Not if I manage my accounts but if I live in total Christ like 2 Philippians modeled love having the same mind as in Christ Jesus.

Les said...

I couldn't agree more. Managing sin is that which none of us are able to do. The answer is getting closer to Jesus.

George said...

I like it, Wayne. Why do we try and manage sin? Jesus already "managed it", so to speak. I have always liked Piper's phrase, taken from Jonathan Edwards that "God is most glorified when we are most satisfied in him." Managing our sin does not cause us to be satisfied in him. But when we find our goal to be our being satisfied in Him, our penchant for sinning diminishes and God is glorified.

Dorin said...

There is a place on the history timeline of my life called "The Point of No Return". This was my mindful surrender, willfully trying to stomp out the wishy-washy giving of then taking back control of this life. I stress the word trying here because as Ian pointed out, there is no such thing as a perfect spritual walk.

There is however the proof positive of a Loving Father peering into the heart of a child and knowing they are His. He sees that when the child quiets down enough to listen, the child's heart swells and aches with a longing to be closer, and the ache becomes a tear rimmed eye that glistens with overwhelming joy and gratefulness.

It's a beautiful, ever growing love that has no other possible outcome or outlet then to love others and to serve. Following Him...the point of no return for me was a transformation. A coming outside of self and joining a stream or rythem of ever growing love.

Steve said...

YES! Walking away from something doesn't motivate for long - only long enough to feel like you are out of the crisis. But walking toward something pulls us in...experiencing more of the living God brings us in relationship. This is the only way to usher in true, persistent transformation.

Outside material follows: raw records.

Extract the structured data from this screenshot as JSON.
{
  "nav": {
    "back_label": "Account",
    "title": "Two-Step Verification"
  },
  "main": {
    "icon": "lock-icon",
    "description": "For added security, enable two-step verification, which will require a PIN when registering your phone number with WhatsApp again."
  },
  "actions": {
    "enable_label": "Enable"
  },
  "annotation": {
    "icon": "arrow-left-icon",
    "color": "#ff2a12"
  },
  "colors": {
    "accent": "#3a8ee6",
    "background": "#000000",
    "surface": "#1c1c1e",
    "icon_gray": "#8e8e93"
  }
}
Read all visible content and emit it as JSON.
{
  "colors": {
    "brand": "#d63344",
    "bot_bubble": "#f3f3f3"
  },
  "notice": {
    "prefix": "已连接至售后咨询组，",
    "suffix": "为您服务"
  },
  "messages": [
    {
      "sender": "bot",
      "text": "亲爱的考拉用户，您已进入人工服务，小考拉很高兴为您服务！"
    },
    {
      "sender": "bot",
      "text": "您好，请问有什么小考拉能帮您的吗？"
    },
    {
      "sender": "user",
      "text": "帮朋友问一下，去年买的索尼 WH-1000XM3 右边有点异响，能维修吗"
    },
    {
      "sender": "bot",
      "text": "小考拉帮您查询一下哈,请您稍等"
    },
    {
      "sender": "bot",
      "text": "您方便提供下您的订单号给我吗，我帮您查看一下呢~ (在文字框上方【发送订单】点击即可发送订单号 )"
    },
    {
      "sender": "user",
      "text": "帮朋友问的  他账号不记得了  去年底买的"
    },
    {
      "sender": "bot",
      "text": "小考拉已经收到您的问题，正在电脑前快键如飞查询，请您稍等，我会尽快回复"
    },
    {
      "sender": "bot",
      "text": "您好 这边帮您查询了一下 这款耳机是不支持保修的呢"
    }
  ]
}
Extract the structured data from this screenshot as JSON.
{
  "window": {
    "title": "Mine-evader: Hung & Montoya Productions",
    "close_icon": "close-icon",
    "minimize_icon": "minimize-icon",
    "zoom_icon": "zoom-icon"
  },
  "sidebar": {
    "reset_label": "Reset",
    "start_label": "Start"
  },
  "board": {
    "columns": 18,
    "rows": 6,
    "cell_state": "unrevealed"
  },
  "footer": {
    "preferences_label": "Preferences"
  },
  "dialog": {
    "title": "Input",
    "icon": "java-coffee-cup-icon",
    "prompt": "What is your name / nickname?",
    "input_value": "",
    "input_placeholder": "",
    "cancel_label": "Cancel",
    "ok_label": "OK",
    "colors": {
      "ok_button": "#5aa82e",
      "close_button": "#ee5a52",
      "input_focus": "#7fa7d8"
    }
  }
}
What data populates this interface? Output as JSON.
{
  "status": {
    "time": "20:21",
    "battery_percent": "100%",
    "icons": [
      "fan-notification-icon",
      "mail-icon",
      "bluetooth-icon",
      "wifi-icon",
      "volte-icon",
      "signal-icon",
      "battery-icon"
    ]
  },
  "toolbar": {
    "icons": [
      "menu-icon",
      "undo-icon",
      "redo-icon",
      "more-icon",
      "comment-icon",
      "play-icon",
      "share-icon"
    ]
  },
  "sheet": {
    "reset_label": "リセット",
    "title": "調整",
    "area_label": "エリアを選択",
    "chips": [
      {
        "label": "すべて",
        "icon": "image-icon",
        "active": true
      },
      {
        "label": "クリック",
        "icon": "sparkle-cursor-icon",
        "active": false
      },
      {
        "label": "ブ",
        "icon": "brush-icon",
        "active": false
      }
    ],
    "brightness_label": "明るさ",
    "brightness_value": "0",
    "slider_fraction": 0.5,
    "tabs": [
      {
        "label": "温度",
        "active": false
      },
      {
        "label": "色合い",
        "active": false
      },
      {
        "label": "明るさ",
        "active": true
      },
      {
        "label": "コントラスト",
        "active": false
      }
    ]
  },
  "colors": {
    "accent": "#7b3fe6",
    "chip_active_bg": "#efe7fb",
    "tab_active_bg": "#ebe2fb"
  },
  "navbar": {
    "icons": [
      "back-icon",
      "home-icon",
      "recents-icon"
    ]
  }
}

Peggy said...

When I read your statement something inside clicked and settled. Yeah, I heard my heart say. That's it. That's what God wants.

Mike Cooke said...

I couldn't agree more. Dallas Willard talks about the inadequacy of "the gospel of sin management" and you've captured that better in those two sentences than anything else I've read on this topic.

As I watch myself and others, I'm more convinced every day that there is a constant temptation to be lured away from a relational understanding of our faith. There is a constant tug towards reducing it all to principles and programs that we must master and perfect to be right with God. John Eldredge calls it "the gospel of tips and techniques" and it is a poor (actually, a demonic) substitute for a relationship with the LIVING God.

If someone wants the programatic approach, it is available in any number of religions: the eightfold path of Buddism or the five pillars of Islam or the Law of Judiasm. I'm passionate about seeing Christians grow in the life-giving relational understanding of their faith.

Curtis said...

With Arabs reproducing at 8.8:1 and the rest of civilization, white or black reproducing at an unsustailnable rate of 1.25:1, NO other religon including Christianity will ever dominate Islam. Bob McL is right, best one can do is strive to know Christ as best you can in your own lifetime.